=== Goal of the exercise ===
Please go through the records below and return every line holding the word "true".

Website and app data records:
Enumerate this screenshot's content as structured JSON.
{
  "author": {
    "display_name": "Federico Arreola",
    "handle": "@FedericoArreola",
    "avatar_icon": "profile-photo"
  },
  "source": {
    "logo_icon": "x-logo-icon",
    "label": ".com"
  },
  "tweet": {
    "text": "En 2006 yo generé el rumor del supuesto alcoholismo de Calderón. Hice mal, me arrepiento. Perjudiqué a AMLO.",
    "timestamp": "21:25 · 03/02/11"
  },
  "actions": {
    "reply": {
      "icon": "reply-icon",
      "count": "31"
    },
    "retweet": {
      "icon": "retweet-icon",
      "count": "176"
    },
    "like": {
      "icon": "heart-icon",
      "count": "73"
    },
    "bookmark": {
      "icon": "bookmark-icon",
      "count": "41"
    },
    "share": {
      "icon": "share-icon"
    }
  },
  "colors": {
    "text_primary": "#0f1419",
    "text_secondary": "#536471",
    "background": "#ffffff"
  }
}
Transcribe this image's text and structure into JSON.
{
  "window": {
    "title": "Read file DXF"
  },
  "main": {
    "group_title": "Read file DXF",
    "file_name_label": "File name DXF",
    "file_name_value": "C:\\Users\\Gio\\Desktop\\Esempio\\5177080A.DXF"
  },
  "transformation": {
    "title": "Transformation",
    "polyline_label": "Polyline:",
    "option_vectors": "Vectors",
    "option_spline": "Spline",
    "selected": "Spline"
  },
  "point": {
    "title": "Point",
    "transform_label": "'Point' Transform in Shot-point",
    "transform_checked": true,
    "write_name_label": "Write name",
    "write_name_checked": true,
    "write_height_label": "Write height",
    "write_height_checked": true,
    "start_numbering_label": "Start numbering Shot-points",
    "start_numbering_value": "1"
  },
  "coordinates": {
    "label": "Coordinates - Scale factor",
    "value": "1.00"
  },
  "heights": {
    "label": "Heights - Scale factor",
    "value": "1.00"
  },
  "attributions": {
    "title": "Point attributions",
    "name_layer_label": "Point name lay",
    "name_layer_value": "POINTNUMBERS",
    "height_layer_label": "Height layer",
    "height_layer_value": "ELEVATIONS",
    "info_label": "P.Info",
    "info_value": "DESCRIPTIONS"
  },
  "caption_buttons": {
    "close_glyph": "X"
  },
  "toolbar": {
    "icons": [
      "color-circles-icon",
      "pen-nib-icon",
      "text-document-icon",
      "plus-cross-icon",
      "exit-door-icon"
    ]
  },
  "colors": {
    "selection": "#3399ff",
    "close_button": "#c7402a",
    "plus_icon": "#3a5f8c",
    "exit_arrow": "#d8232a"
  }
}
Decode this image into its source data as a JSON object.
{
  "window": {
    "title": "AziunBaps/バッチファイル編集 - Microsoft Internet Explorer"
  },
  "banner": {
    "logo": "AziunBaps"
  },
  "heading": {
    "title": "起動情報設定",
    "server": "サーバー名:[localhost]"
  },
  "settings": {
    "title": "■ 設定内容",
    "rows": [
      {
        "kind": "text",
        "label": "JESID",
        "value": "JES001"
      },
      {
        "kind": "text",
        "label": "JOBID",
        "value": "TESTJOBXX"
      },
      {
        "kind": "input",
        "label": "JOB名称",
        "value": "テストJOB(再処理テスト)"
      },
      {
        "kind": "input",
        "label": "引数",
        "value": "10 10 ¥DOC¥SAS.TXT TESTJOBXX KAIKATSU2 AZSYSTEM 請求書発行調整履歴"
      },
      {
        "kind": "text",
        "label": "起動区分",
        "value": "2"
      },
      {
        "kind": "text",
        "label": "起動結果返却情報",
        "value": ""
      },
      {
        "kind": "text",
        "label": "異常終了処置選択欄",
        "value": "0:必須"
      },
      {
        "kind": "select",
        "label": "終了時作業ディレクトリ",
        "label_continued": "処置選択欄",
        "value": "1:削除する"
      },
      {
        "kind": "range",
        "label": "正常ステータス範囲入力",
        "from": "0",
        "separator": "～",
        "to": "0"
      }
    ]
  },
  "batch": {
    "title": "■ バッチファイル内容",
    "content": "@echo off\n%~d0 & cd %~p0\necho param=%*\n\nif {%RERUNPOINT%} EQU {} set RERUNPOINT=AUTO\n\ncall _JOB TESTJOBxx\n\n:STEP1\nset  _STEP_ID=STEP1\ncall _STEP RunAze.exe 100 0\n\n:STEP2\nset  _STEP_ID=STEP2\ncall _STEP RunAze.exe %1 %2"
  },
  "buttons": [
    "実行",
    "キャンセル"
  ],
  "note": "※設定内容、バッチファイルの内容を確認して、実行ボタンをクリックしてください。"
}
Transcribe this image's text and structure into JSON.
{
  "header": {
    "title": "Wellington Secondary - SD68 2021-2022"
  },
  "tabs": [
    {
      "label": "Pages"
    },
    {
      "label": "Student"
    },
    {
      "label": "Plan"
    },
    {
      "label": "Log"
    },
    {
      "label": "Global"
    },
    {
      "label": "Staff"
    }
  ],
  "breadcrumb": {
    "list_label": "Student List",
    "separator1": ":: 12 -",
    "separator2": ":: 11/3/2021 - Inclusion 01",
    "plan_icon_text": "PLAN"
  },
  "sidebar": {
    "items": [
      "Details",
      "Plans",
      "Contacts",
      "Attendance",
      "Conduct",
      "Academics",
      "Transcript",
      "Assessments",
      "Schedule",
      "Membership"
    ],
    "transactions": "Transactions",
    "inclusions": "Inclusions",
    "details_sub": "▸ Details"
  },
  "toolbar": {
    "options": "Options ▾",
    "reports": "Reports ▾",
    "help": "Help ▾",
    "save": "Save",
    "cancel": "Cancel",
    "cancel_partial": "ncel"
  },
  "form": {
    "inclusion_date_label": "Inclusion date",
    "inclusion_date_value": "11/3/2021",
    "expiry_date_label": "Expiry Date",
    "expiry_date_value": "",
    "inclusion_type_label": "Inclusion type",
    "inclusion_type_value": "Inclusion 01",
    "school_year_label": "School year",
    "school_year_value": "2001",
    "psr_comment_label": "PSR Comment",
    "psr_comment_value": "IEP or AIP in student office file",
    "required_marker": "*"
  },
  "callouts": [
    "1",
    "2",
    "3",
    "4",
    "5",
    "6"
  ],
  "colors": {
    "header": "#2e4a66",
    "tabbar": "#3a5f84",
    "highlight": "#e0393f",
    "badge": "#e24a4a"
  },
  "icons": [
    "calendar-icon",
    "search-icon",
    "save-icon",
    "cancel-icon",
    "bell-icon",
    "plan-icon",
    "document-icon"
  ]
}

=== Answer to this task ===
    "transform_checked": true,
    "write_name_checked": true,
    "write_height_checked": true,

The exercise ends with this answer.